Task inputs section start

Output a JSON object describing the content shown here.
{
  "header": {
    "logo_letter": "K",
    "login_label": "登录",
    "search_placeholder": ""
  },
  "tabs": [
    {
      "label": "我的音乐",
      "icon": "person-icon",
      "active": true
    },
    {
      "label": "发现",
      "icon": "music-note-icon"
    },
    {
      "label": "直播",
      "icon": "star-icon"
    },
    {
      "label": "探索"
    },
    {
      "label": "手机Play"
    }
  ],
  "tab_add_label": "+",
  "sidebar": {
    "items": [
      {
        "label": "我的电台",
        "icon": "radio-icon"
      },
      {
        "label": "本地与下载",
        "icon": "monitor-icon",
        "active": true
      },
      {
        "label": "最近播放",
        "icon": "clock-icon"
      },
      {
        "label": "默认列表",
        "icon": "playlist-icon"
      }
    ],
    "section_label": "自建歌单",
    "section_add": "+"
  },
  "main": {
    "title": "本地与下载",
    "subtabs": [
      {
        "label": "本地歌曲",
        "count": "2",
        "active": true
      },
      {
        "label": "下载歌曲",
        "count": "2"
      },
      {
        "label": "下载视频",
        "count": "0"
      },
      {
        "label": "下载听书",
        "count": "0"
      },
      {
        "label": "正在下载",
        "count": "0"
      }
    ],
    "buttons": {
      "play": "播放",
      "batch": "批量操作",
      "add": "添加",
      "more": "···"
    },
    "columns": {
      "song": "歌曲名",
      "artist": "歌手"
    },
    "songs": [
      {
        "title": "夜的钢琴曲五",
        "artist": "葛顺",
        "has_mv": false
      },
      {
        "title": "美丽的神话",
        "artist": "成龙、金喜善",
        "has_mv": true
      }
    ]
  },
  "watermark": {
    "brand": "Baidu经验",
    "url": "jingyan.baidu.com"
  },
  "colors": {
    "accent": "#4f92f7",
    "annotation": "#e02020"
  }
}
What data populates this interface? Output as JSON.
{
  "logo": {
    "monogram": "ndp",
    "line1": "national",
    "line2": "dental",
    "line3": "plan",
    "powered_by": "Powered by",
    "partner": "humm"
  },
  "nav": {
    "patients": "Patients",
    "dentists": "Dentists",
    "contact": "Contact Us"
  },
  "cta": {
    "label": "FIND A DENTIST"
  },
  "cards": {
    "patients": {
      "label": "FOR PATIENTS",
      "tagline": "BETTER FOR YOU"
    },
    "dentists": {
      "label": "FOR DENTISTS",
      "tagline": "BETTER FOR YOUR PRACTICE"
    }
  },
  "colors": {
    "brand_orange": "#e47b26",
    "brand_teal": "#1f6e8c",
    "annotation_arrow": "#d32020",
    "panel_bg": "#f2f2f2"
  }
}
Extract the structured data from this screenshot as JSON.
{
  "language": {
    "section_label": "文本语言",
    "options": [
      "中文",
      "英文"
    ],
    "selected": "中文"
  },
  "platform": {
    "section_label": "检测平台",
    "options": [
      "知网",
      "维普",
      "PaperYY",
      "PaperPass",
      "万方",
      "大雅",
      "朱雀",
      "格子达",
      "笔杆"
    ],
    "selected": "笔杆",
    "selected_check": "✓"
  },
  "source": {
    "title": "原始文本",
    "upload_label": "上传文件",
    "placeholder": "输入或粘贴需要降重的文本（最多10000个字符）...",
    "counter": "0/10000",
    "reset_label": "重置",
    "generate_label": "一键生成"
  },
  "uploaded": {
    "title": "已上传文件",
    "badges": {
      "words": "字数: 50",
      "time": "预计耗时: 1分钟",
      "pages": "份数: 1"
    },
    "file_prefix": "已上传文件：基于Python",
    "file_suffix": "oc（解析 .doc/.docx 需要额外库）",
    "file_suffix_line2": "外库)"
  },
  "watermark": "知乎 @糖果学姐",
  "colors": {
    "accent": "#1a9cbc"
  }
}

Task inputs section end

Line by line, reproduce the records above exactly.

Output a JSON object describing the content shown here.
{
  "header": {
    "logo_letter": "K",
    "login_label": "登录",
    "search_placeholder": ""
  },
  "tabs": [
    {
      "label": "我的音乐",
      "icon": "person-icon",
      "active": true
    },
    {
      "label": "发现",
      "icon": "music-note-icon"
    },
    {
      "label": "直播",
      "icon": "star-icon"
    },
    {
      "label": "探索"
    },
    {
      "label": "手机Play"
    }
  ],
  "tab_add_label": "+",
  "sidebar": {
    "items": [
      {
        "label": "我的电台",
        "icon": "radio-icon"
      },
      {
        "label": "本地与下载",
        "icon": "monitor-icon",
        "active": true
      },
      {
        "label": "最近播放",
        "icon": "clock-icon"
      },
      {
        "label": "默认列表",
        "icon": "playlist-icon"
      }
    ],
    "section_label": "自建歌单",
    "section_add": "+"
  },
  "main": {
    "title": "本地与下载",
    "subtabs": [
      {
        "label": "本地歌曲",
        "count": "2",
        "active": true
      },
      {
        "label": "下载歌曲",
        "count": "2"
      },
      {
        "label": "下载视频",
        "count": "0"
      },
      {
        "label": "下载听书",
        "count": "0"
      },
      {
        "label": "正在下载",
        "count": "0"
      }
    ],
    "buttons": {
      "play": "播放",
      "batch": "批量操作",
      "add": "添加",
      "more": "···"
    },
    "columns": {
      "song": "歌曲名",
      "artist": "歌手"
    },
    "songs": [
      {
        "title": "夜的钢琴曲五",
        "artist": "葛顺",
        "has_mv": false
      },
      {
        "title": "美丽的神话",
        "artist": "成龙、金喜善",
        "has_mv": true
      }
    ]
  },
  "watermark": {
    "brand": "Baidu经验",
    "url": "jingyan.baidu.com"
  },
  "colors": {
    "accent": "#4f92f7",
    "annotation": "#e02020"
  }
}
What data populates this interface? Output as JSON.
{
  "logo": {
    "monogram": "ndp",
    "line1": "national",
    "line2": "dental",
    "line3": "plan",
    "powered_by": "Powered by",
    "partner": "humm"
  },
  "nav": {
    "patients": "Patients",
    "dentists": "Dentists",
    "contact": "Contact Us"
  },
  "cta": {
    "label": "FIND A DENTIST"
  },
  "cards": {
    "patients": {
      "label": "FOR PATIENTS",
      "tagline": "BETTER FOR YOU"
    },
    "dentists": {
      "label": "FOR DENTISTS",
      "tagline": "BETTER FOR YOUR PRACTICE"
    }
  },
  "colors": {
    "brand_orange": "#e47b26",
    "brand_teal": "#1f6e8c",
    "annotation_arrow": "#d32020",
    "panel_bg": "#f2f2f2"
  }
}
Extract the structured data from this screenshot as JSON.
{
  "language": {
    "section_label": "文本语言",
    "options": [
      "中文",
      "英文"
    ],
    "selected": "中文"
  },
  "platform": {
    "section_label": "检测平台",
    "options": [
      "知网",
      "维普",
      "PaperYY",
      "PaperPass",
      "万方",
      "大雅",
      "朱雀",
      "格子达",
      "笔杆"
    ],
    "selected": "笔杆",
    "selected_check": "✓"
  },
  "source": {
    "title": "原始文本",
    "upload_label": "上传文件",
    "placeholder": "输入或粘贴需要降重的文本（最多10000个字符）...",
    "counter": "0/10000",
    "reset_label": "重置",
    "generate_label": "一键生成"
  },
  "uploaded": {
    "title": "已上传文件",
    "badges": {
      "words": "字数: 50",
      "time": "预计耗时: 1分钟",
      "pages": "份数: 1"
    },
    "file_prefix": "已上传文件：基于Python",
    "file_suffix": "oc（解析 .doc/.docx 需要额外库）",
    "file_suffix_line2": "外库)"
  },
  "watermark": "知乎 @糖果学姐",
  "colors": {
    "accent": "#1a9cbc"
  }
}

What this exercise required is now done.